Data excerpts
------------------------

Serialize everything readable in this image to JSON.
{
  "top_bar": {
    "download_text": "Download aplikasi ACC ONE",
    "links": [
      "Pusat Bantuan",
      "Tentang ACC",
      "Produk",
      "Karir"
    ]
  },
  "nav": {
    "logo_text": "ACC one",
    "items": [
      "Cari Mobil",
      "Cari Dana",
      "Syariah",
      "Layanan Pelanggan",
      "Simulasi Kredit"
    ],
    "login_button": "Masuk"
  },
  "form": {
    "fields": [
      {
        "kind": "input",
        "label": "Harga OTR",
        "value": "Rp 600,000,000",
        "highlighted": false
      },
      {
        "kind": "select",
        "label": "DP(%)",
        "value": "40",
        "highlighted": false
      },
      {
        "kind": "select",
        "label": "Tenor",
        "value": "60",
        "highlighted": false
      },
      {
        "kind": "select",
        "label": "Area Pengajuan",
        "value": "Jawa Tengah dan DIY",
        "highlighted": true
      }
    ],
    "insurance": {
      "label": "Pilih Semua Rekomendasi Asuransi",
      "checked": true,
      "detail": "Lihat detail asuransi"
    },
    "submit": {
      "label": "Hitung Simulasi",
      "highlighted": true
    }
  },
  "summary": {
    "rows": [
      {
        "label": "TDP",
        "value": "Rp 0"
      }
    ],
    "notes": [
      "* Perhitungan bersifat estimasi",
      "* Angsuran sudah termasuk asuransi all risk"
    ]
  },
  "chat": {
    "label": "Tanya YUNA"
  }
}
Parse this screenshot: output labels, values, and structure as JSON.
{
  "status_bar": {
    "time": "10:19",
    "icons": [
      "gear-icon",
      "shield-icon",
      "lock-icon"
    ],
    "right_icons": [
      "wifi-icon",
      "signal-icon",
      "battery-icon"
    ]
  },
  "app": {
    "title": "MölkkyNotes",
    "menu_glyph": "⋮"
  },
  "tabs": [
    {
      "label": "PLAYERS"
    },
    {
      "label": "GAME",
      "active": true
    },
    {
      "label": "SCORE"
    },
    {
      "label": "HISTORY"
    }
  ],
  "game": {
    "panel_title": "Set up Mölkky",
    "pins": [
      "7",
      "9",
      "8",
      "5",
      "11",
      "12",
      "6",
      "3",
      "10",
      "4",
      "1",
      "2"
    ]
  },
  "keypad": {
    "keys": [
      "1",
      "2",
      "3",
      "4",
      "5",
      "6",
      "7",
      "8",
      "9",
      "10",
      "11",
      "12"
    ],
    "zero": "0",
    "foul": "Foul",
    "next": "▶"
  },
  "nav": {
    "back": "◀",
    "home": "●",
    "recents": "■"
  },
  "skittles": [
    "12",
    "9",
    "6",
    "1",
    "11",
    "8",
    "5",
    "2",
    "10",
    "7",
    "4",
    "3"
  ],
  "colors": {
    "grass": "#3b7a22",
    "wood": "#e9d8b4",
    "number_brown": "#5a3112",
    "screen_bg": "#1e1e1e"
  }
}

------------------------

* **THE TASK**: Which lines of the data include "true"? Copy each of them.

* **RESPONSE TO THIS EXERCISE**:
        "highlighted": true
      "checked": true,
      "highlighted": true
      "active": true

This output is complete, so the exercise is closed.